It is good to know what you can expect from the heel prick screening test. This is why your midwife or gynaecologist will give you information about this. More information about heel prick test screening is available on the website ( It is up to you to decide if you want your child to have the heel prick test.

Information about the heel prick test in the national information system

In order to be able to offer the heel prick test, the RIVM is given information about your child by the local council. This information, together with the result of the heel prick test, is entered into a national registration system. This system is called Praeventis.
If the result of the screening is abnormal, then the results of your child’s heel prick test will also be entered into the NEORAH registration system. Paediatricians also enter the results of the hospital tests into the NEORAH system.

The registration systems are necessary to ensure that the screening is carried out properly and that the quality of the screening is monitored. Anonymised information and results are used for national statistics and in scientific research. In this way, screening and treatment can be improved. The Netherlands Organisation for Applied Scientific Research (TNO) collects national statistics on behalf of RIVM.

If you do not want the information from your child’s heel prick screening to remain in an information system, then the personal details about your child can be unlinked from the screening results. The results can then no longer be traced back to your child. See for information on how to request this.



The national information systems are well protected. It is subject to the law on the protection of privacy. A privacy statement containing further information can be found on…. This website tells you about the information systems and the sort of information that is stored in them.

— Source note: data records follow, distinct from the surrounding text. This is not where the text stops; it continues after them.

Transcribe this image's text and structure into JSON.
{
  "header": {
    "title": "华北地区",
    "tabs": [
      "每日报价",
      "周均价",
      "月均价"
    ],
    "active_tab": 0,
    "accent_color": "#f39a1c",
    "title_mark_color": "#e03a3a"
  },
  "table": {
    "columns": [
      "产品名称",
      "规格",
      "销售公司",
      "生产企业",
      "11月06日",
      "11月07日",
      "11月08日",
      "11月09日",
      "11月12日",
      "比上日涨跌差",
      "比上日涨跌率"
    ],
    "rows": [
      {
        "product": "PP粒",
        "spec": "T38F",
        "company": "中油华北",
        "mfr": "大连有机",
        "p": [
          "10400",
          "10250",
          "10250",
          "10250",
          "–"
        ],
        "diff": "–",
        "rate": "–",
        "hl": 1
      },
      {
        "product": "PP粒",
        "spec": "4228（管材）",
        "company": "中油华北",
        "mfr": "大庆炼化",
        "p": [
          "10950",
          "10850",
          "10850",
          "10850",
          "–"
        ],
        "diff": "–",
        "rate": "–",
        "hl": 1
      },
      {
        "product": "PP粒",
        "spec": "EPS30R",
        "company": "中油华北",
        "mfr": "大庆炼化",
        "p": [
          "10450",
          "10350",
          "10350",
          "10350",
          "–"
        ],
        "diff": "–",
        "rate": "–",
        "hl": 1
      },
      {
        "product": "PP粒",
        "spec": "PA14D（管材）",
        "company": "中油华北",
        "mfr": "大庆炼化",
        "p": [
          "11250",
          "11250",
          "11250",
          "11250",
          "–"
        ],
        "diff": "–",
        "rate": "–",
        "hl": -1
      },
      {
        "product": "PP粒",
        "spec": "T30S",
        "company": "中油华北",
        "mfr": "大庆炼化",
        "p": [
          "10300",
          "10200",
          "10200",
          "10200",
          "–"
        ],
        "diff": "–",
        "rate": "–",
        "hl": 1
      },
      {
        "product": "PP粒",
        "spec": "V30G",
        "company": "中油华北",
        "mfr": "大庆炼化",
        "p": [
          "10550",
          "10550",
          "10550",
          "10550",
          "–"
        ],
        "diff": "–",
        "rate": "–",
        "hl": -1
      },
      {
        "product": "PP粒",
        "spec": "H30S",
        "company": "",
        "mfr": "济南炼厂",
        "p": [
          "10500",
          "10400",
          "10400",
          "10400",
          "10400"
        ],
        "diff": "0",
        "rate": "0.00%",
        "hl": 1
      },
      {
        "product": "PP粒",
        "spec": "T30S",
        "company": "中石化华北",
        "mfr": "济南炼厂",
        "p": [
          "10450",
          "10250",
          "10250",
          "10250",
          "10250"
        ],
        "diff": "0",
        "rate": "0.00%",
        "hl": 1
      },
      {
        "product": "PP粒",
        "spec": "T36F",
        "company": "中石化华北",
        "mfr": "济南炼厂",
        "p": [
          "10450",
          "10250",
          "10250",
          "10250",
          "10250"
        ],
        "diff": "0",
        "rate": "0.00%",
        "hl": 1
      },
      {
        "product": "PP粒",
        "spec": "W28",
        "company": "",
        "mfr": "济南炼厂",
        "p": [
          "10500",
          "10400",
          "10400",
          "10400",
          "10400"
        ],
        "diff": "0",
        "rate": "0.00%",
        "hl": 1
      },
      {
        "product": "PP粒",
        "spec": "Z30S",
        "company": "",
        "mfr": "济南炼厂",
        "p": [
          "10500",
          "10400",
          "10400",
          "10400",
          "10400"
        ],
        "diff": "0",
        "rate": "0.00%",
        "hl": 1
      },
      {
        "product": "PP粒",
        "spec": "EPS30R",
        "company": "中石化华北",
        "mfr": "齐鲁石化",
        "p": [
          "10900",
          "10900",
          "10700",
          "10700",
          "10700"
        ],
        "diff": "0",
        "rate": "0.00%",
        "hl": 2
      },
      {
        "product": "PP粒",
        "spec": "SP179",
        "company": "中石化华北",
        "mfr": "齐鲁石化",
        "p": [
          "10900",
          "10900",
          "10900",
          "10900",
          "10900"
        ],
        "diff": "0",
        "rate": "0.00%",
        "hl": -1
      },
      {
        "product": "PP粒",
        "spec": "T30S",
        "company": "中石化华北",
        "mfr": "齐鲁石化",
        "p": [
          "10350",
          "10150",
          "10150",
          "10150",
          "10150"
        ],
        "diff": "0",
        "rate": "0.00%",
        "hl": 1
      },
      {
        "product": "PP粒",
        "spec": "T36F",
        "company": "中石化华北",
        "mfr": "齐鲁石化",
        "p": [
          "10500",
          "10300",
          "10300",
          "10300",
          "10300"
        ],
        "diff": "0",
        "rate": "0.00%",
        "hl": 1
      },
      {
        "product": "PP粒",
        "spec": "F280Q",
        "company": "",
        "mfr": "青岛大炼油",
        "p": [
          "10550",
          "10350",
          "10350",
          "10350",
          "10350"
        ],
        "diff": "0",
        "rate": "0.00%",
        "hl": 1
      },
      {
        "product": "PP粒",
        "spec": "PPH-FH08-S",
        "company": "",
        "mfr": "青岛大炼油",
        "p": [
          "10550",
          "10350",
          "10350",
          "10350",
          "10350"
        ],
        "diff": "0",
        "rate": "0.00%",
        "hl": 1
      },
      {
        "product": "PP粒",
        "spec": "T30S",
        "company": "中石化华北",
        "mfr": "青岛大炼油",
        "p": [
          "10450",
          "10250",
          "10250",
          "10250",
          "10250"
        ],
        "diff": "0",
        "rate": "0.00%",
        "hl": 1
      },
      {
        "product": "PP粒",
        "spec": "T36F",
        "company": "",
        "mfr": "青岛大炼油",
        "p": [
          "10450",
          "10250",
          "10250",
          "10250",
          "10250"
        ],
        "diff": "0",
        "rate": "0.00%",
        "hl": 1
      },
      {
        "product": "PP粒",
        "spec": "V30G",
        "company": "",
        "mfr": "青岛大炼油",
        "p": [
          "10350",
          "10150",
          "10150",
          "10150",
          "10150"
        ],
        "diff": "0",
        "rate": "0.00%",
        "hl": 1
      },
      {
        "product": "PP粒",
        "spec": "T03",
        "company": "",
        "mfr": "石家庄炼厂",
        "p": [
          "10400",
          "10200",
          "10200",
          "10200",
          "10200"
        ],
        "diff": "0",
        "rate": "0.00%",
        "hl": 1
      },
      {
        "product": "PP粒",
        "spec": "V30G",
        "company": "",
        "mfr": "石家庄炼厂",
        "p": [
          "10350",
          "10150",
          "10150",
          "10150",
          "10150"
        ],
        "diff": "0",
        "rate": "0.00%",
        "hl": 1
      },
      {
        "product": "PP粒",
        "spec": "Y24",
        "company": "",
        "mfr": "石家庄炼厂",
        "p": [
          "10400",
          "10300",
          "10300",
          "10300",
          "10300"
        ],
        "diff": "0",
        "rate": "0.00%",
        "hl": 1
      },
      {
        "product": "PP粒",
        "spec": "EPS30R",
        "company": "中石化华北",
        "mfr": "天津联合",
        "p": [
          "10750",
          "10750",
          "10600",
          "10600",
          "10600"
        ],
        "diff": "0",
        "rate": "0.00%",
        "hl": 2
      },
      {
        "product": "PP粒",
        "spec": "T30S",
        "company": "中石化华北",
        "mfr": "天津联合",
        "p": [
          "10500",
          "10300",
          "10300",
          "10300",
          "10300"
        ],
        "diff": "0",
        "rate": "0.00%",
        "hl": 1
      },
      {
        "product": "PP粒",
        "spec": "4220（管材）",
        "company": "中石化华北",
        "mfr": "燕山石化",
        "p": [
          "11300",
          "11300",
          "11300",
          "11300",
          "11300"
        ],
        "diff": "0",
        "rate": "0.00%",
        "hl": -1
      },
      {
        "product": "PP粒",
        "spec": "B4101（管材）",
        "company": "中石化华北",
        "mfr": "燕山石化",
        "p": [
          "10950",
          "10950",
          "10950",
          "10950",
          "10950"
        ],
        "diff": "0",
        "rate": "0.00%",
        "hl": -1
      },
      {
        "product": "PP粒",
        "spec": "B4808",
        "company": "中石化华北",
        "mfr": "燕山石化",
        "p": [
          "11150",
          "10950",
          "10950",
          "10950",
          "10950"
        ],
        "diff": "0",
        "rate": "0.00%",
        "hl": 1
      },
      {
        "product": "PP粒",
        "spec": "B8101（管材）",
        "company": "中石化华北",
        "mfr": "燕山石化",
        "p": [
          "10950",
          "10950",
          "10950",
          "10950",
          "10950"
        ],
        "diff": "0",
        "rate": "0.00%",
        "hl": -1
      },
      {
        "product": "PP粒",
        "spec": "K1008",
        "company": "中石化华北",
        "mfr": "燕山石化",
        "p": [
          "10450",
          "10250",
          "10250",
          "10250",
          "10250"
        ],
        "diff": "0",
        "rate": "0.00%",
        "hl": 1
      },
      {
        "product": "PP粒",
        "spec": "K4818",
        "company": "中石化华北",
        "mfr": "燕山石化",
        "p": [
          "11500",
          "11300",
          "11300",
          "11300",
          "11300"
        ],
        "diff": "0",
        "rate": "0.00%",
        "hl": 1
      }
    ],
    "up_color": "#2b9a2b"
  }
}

What happens to the blood left over from the heel prick test?

After the heel prick screening test, the blood that is left over is stored at a laboratory. In order to check the quality of the heel prick screening test, the laboratory stores the blood for one year. Also, the paediatrician may ask to use the blood left over from this test for diagnostic tests for your child. This is only possible if the parents give their permission.

The blood left over from the tests can also be kept for five years for scientific research. The person who does the heel prick test will ask the parents for their permission. Scientific research with heel prick blood can only be done if a committee has determined that the research is useful. This means research to improve the heel prick screening test. The researcher will then be sent some heel prick blood left over from the tests, but no personal details of the child.

If a researcher wishes to use a child’s personal details, the parents are always asked for their permission first.

If you don’t want the blood left over from tests to be used for scientific research, the blood will be destroyed one year after the heel prick test.



Do you have a complaint about the way the heel prick test is carried out? If so, please contact the organisation that carried out the heel prick test. Do you have a complaint about the heel prick test in general? More information about the complaints procedure can be found on